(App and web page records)
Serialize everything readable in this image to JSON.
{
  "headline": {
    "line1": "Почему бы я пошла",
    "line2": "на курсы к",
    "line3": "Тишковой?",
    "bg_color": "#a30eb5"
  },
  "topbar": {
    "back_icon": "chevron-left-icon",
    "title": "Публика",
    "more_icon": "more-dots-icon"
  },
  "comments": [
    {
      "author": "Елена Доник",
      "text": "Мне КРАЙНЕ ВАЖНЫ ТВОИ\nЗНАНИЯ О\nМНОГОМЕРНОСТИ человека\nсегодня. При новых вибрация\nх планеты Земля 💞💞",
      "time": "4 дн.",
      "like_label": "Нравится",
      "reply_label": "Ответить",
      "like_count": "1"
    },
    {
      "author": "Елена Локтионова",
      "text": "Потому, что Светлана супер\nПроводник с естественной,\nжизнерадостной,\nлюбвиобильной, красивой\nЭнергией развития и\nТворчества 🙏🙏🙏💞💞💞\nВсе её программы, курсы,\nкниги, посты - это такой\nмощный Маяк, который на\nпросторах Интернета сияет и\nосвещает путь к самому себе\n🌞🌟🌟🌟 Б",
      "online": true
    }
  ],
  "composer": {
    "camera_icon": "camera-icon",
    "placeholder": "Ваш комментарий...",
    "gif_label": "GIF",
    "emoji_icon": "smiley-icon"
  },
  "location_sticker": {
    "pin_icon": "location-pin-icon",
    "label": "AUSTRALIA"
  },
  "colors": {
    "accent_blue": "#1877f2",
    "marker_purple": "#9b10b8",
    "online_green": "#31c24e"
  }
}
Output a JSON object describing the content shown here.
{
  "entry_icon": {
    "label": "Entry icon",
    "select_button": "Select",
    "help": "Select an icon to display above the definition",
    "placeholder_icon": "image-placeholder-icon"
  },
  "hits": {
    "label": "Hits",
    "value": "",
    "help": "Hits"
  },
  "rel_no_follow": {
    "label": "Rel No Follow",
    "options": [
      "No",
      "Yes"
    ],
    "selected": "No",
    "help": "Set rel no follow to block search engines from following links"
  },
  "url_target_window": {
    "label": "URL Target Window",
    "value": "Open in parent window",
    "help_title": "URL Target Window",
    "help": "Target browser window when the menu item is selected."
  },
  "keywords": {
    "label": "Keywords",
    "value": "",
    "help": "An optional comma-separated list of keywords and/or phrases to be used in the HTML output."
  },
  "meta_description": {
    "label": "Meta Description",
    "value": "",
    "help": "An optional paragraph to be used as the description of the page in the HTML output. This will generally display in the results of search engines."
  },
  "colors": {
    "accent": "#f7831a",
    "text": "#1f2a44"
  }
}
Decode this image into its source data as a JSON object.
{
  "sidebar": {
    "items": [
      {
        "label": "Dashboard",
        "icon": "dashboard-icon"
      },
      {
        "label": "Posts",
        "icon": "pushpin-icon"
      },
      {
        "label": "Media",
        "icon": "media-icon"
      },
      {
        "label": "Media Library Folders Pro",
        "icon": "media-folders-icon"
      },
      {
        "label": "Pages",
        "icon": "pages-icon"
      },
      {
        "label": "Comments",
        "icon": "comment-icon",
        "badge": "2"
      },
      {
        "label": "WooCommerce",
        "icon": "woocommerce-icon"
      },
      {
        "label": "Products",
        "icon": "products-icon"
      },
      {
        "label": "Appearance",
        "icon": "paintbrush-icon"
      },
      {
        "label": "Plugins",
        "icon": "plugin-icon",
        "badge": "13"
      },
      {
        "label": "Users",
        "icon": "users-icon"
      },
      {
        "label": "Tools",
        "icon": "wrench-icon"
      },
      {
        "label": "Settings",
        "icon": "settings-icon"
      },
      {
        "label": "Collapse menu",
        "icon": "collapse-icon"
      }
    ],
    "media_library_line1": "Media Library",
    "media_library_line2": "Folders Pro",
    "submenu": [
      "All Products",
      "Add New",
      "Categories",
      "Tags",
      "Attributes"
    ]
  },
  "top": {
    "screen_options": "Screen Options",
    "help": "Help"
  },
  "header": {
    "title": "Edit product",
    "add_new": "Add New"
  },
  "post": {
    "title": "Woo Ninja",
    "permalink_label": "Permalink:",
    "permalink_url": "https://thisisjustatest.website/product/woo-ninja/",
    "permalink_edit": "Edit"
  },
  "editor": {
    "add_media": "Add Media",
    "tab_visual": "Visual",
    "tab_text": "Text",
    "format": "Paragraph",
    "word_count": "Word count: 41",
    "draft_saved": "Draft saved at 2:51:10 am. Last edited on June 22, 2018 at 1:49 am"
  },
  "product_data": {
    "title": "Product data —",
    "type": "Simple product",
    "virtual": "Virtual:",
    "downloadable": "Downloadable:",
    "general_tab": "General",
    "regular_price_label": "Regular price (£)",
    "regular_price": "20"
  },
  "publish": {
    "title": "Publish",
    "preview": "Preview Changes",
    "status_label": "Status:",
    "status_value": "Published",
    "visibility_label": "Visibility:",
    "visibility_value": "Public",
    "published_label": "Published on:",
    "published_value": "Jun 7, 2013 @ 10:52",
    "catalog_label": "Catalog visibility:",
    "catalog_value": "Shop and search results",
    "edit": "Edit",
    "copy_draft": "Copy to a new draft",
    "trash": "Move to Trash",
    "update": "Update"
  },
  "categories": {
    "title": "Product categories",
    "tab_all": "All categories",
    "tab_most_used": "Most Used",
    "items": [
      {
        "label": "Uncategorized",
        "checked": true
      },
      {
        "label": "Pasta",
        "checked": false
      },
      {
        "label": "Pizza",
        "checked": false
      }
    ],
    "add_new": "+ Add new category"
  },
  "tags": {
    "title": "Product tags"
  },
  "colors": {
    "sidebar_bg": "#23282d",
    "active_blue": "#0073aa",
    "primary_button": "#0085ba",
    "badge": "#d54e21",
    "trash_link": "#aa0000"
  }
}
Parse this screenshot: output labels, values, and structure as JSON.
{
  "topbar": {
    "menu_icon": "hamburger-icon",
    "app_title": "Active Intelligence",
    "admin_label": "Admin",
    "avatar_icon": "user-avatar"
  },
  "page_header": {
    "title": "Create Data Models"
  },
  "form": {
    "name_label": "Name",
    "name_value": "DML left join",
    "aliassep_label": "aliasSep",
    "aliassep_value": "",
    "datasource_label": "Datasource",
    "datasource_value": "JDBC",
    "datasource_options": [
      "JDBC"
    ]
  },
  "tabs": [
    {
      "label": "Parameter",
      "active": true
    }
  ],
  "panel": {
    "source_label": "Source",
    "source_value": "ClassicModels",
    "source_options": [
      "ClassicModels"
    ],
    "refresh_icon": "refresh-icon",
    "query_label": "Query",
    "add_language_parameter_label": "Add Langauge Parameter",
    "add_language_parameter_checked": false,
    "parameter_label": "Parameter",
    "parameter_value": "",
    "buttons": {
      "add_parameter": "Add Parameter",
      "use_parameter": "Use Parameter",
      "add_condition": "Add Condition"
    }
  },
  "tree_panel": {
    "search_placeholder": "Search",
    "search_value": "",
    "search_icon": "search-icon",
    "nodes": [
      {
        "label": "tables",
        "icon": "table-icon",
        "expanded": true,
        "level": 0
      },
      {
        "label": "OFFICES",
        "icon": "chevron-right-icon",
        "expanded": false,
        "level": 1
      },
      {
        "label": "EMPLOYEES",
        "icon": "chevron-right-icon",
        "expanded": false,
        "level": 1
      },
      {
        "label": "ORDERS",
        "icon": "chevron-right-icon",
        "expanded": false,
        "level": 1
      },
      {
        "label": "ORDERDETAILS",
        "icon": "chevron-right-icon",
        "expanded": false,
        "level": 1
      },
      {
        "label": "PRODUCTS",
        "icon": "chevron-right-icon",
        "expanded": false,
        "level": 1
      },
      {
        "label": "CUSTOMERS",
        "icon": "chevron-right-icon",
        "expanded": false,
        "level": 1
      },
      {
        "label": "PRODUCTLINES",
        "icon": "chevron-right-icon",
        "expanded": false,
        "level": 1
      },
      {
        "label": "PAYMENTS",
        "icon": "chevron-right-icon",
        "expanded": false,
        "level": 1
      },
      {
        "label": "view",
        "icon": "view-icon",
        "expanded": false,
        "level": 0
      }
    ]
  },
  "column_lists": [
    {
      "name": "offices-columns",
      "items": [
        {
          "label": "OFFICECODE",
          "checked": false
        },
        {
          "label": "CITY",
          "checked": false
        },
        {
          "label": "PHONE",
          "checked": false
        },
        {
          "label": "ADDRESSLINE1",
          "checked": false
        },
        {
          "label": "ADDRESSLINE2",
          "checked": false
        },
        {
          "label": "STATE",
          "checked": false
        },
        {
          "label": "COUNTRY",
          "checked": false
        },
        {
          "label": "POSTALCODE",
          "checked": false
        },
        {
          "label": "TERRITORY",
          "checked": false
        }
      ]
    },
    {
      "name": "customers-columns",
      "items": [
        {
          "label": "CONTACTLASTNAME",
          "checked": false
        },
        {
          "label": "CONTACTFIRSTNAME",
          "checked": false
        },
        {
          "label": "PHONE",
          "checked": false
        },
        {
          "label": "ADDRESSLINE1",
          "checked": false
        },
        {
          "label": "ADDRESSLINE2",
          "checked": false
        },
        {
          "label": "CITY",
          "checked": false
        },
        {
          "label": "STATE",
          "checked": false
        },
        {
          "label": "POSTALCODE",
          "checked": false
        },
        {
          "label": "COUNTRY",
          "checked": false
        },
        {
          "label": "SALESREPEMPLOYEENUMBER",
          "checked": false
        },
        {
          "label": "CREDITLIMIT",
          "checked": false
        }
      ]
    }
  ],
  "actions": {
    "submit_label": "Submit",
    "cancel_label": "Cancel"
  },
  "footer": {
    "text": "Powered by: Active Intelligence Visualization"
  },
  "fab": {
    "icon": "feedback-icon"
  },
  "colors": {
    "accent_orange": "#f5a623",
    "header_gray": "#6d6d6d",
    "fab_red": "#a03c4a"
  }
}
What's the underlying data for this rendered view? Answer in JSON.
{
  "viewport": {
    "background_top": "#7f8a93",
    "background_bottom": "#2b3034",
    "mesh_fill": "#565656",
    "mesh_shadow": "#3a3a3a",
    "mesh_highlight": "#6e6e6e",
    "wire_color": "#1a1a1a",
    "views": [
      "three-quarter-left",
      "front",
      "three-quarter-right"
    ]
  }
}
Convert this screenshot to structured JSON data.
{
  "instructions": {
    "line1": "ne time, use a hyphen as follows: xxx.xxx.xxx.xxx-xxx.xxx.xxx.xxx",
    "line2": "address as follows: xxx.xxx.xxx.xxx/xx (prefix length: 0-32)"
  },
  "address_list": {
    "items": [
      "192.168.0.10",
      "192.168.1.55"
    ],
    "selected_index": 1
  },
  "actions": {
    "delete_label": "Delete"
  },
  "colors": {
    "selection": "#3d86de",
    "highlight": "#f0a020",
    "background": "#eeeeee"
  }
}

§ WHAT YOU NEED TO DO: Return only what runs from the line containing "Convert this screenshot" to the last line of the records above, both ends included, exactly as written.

§ EXERCISE ANSWER:
Convert this screenshot to structured JSON data.
{
  "instructions": {
    "line1": "ne time, use a hyphen as follows: xxx.xxx.xxx.xxx-xxx.xxx.xxx.xxx",
    "line2": "address as follows: xxx.xxx.xxx.xxx/xx (prefix length: 0-32)"
  },
  "address_list": {
    "items": [
      "192.168.0.10",
      "192.168.1.55"
    ],
    "selected_index": 1
  },
  "actions": {
    "delete_label": "Delete"
  },
  "colors": {
    "selection": "#3d86de",
    "highlight": "#f0a020",
    "background": "#eeeeee"
  }
}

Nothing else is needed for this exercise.